## ASSIGNMENT
Print all the data that follows exactly, images excluded.

App and web page records:
■ ■ ■ ■

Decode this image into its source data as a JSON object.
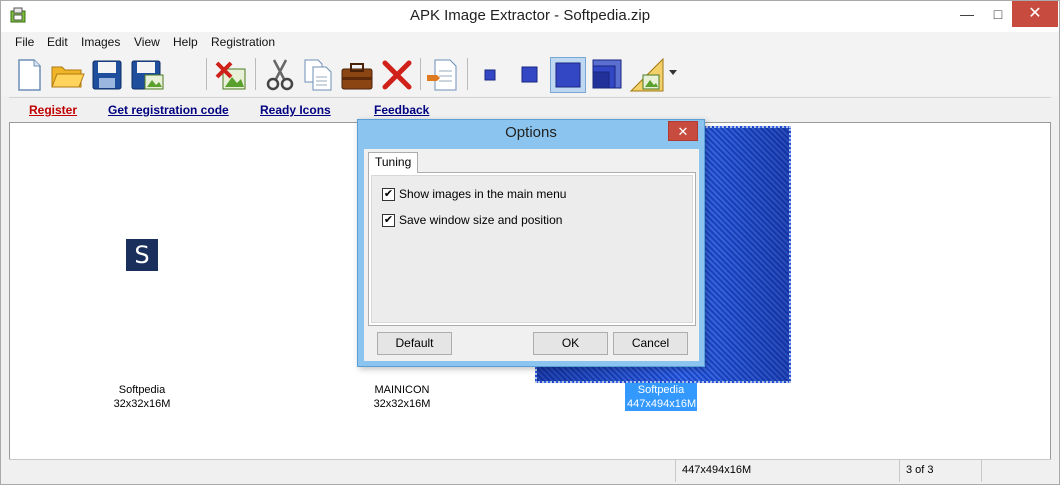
{
  "window": {
    "title": "APK Image Extractor - Softpedia.zip",
    "minimize": "—",
    "maximize": "□",
    "close": "✕"
  },
  "menu": [
    "File",
    "Edit",
    "Images",
    "View",
    "Help",
    "Registration"
  ],
  "links": {
    "register": "Register",
    "get_code": "Get registration code",
    "ready_icons": "Ready Icons",
    "feedback": "Feedback"
  },
  "thumbnails": [
    {
      "name": "Softpedia",
      "size": "32x32x16M",
      "glyph": "S"
    },
    {
      "name": "MAINICON",
      "size": "32x32x16M"
    },
    {
      "name": "Softpedia",
      "size": "447x494x16M",
      "selected": true
    }
  ],
  "status": {
    "dimensions": "447x494x16M",
    "position": "3 of 3"
  },
  "dialog": {
    "title": "Options",
    "close": "✕",
    "tab": "Tuning",
    "options": [
      {
        "label": "Show images in the main menu",
        "checked": true,
        "mark": "✔"
      },
      {
        "label": "Save window size and position",
        "checked": true,
        "mark": "✔"
      }
    ],
    "buttons": {
      "default": "Default",
      "ok": "OK",
      "cancel": "Cancel"
    }
  },
  "icons": [
    "new-icon",
    "open-folder-icon",
    "save-icon",
    "save-as-icon",
    "delete-image-icon",
    "cut-icon",
    "copy-icon",
    "paste-icon",
    "delete-icon",
    "properties-icon",
    "small-icon-view",
    "medium-icon-view",
    "large-icon-view",
    "cascade-view-icon",
    "stretch-view-icon"
  ],
  "colors": {
    "selection": "#3399ff",
    "link": "#000080",
    "register": "#c00000",
    "dialog_frame": "#8ac4ef",
    "close_button": "#c74b3f"
  }
}
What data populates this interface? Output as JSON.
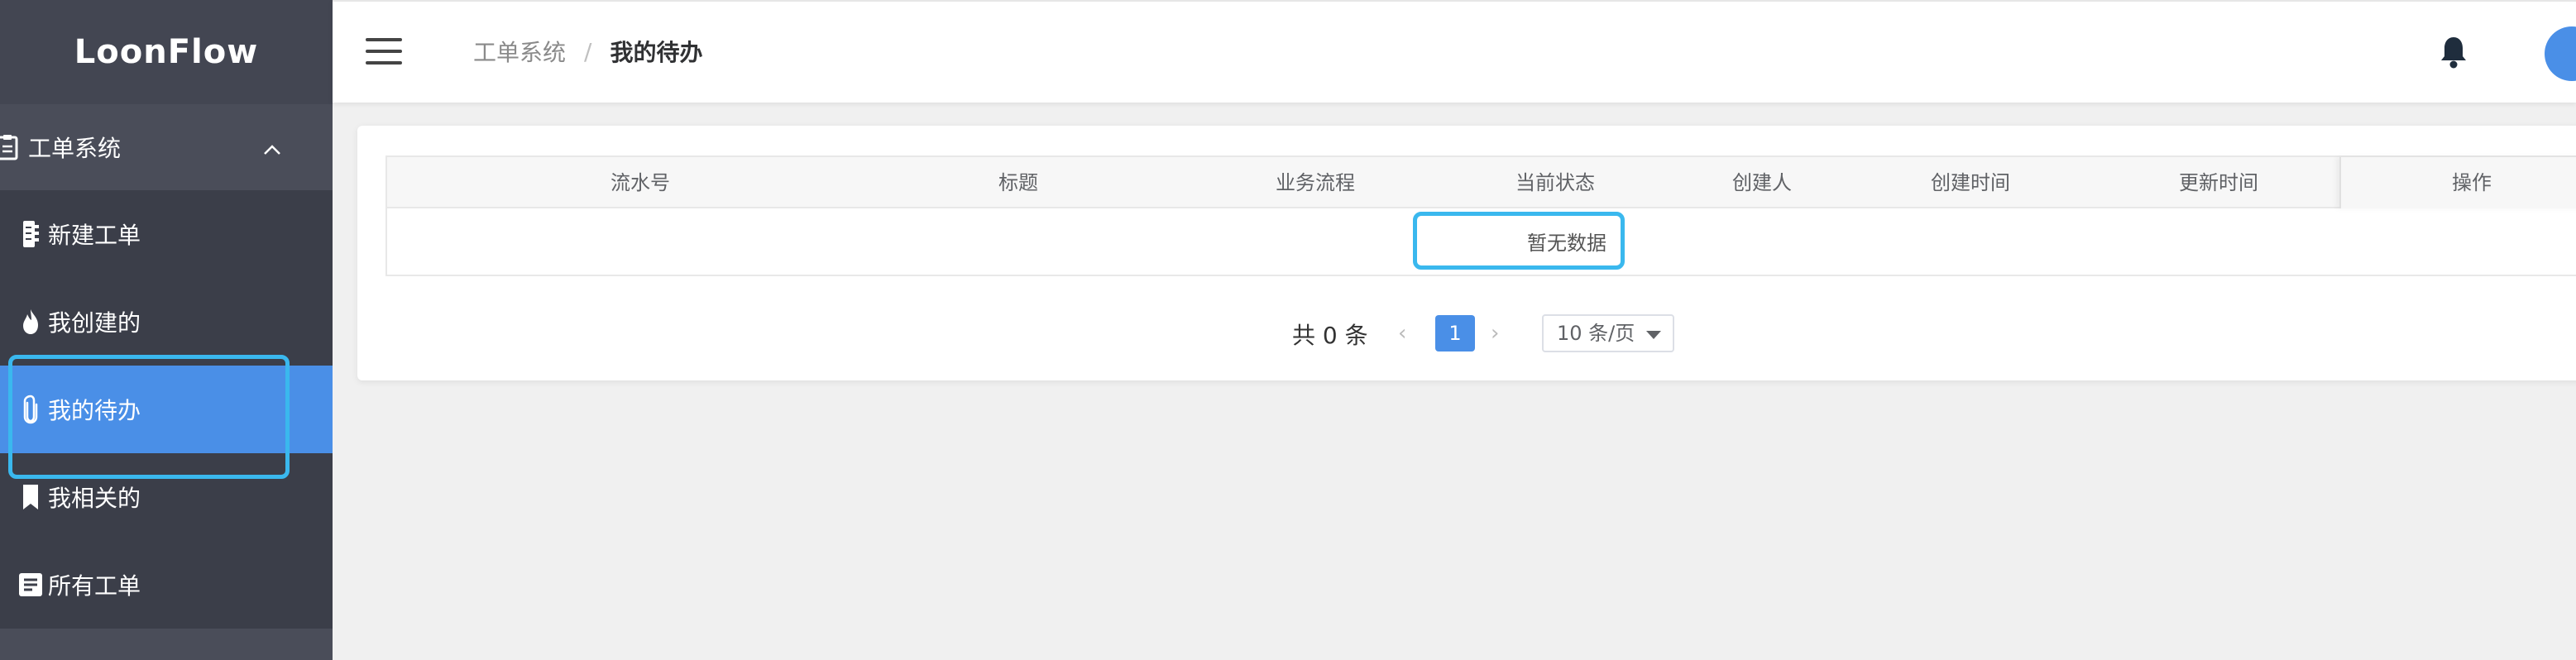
{
  "app": {
    "brand": "LoonFlow"
  },
  "sidebar": {
    "group_label": "工单系统",
    "items": [
      {
        "label": "新建工单",
        "icon": "form-icon"
      },
      {
        "label": "我创建的",
        "icon": "fire-icon"
      },
      {
        "label": "我的待办",
        "icon": "paperclip-icon",
        "active": true
      },
      {
        "label": "我相关的",
        "icon": "bookmark-icon"
      },
      {
        "label": "所有工单",
        "icon": "list-icon"
      }
    ]
  },
  "header": {
    "breadcrumb": [
      "工单系统",
      "我的待办"
    ],
    "breadcrumb_sep": "/"
  },
  "table": {
    "columns": [
      "流水号",
      "标题",
      "业务流程",
      "当前状态",
      "创建人",
      "创建时间",
      "更新时间",
      "操作"
    ],
    "empty_text": "暂无数据"
  },
  "pagination": {
    "total_text": "共 0 条",
    "current_page": "1",
    "page_size": "10 条/页"
  },
  "colors": {
    "sidebar_bg": "#3b3e49",
    "active_bg": "#4a8fe7",
    "highlight": "#3ab8ee"
  }
}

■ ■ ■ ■

## RESPONSE AREA
Decode this image into its source data as a JSON object.
{
  "window": {
    "title": "APK Image Extractor - Softpedia.zip",
    "minimize": "—",
    "maximize": "□",
    "close": "✕"
  },
  "menu": [
    "File",
    "Edit",
    "Images",
    "View",
    "Help",
    "Registration"
  ],
  "links": {
    "register": "Register",
    "get_code": "Get registration code",
    "ready_icons": "Ready Icons",
    "feedback": "Feedback"
  },
  "thumbnails": [
    {
      "name": "Softpedia",
      "size": "32x32x16M",
      "glyph": "S"
    },
    {
      "name": "MAINICON",
      "size": "32x32x16M"
    },
    {
      "name": "Softpedia",
      "size": "447x494x16M",
      "selected": true
    }
  ],
  "status": {
    "dimensions": "447x494x16M",
    "position": "3 of 3"
  },
  "dialog": {
    "title": "Options",
    "close": "✕",
    "tab": "Tuning",
    "options": [
      {
        "label": "Show images in the main menu",
        "checked": true,
        "mark": "✔"
      },
      {
        "label": "Save window size and position",
        "checked": true,
        "mark": "✔"
      }
    ],
    "buttons": {
      "default": "Default",
      "ok": "OK",
      "cancel": "Cancel"
    }
  },
  "icons": [
    "new-icon",
    "open-folder-icon",
    "save-icon",
    "save-as-icon",
    "delete-image-icon",
    "cut-icon",
    "copy-icon",
    "paste-icon",
    "delete-icon",
    "properties-icon",
    "small-icon-view",
    "medium-icon-view",
    "large-icon-view",
    "cascade-view-icon",
    "stretch-view-icon"
  ],
  "colors": {
    "selection": "#3399ff",
    "link": "#000080",
    "register": "#c00000",
    "dialog_frame": "#8ac4ef",
    "close_button": "#c74b3f"
  }
}
What data populates this interface? Output as JSON.
{
  "app": {
    "brand": "LoonFlow"
  },
  "sidebar": {
    "group_label": "工单系统",
    "items": [
      {
        "label": "新建工单",
        "icon": "form-icon"
      },
      {
        "label": "我创建的",
        "icon": "fire-icon"
      },
      {
        "label": "我的待办",
        "icon": "paperclip-icon",
        "active": true
      },
      {
        "label": "我相关的",
        "icon": "bookmark-icon"
      },
      {
        "label": "所有工单",
        "icon": "list-icon"
      }
    ]
  },
  "header": {
    "breadcrumb": [
      "工单系统",
      "我的待办"
    ],
    "breadcrumb_sep": "/"
  },
  "table": {
    "columns": [
      "流水号",
      "标题",
      "业务流程",
      "当前状态",
      "创建人",
      "创建时间",
      "更新时间",
      "操作"
    ],
    "empty_text": "暂无数据"
  },
  "pagination": {
    "total_text": "共 0 条",
    "current_page": "1",
    "page_size": "10 条/页"
  },
  "colors": {
    "sidebar_bg": "#3b3e49",
    "active_bg": "#4a8fe7",
    "highlight": "#3ab8ee"
  }
}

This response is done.